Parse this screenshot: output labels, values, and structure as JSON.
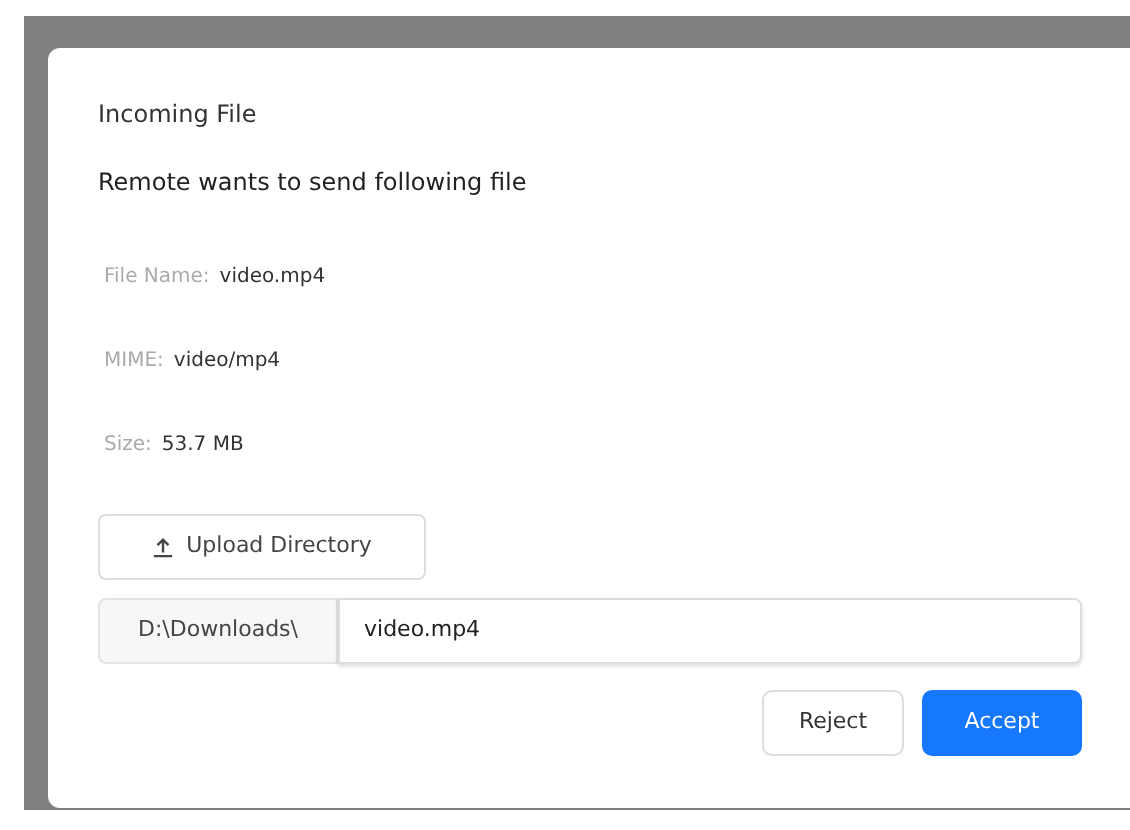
{
  "dialog": {
    "title": "Incoming File",
    "message": "Remote wants to send following file",
    "fields": [
      {
        "label": "File Name:",
        "value": "video.mp4"
      },
      {
        "label": "MIME:",
        "value": "video/mp4"
      },
      {
        "label": "Size:",
        "value": "53.7 MB"
      }
    ],
    "upload_button": "Upload Directory",
    "path": {
      "prefix": "D:\\Downloads\\",
      "value": "video.mp4"
    },
    "buttons": [
      {
        "label": "Reject",
        "kind": "secondary"
      },
      {
        "label": "Accept",
        "kind": "primary"
      }
    ]
  }
}
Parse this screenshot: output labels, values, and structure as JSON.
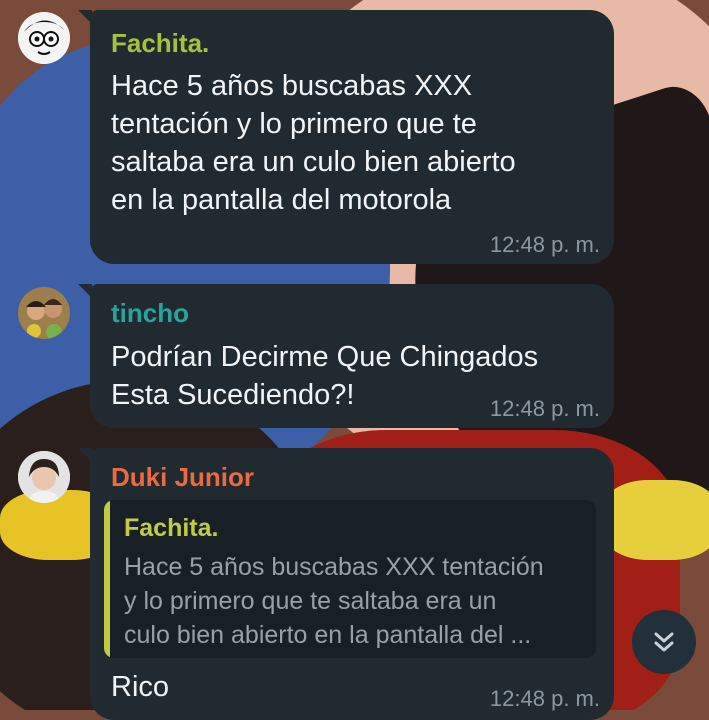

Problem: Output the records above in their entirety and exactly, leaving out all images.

Response box:
Parse this screenshot: output labels, values, and structure as JSON.
{
  "dialog": {
    "title": "Incoming File",
    "message": "Remote wants to send following file",
    "fields": [
      {
        "label": "File Name:",
        "value": "video.mp4"
      },
      {
        "label": "MIME:",
        "value": "video/mp4"
      },
      {
        "label": "Size:",
        "value": "53.7 MB"
      }
    ],
    "upload_button": "Upload Directory",
    "path": {
      "prefix": "D:\\Downloads\\",
      "value": "video.mp4"
    },
    "buttons": [
      {
        "label": "Reject",
        "kind": "secondary"
      },
      {
        "label": "Accept",
        "kind": "primary"
      }
    ]
  }
}
Parse this screenshot: output labels, values, and structure as JSON.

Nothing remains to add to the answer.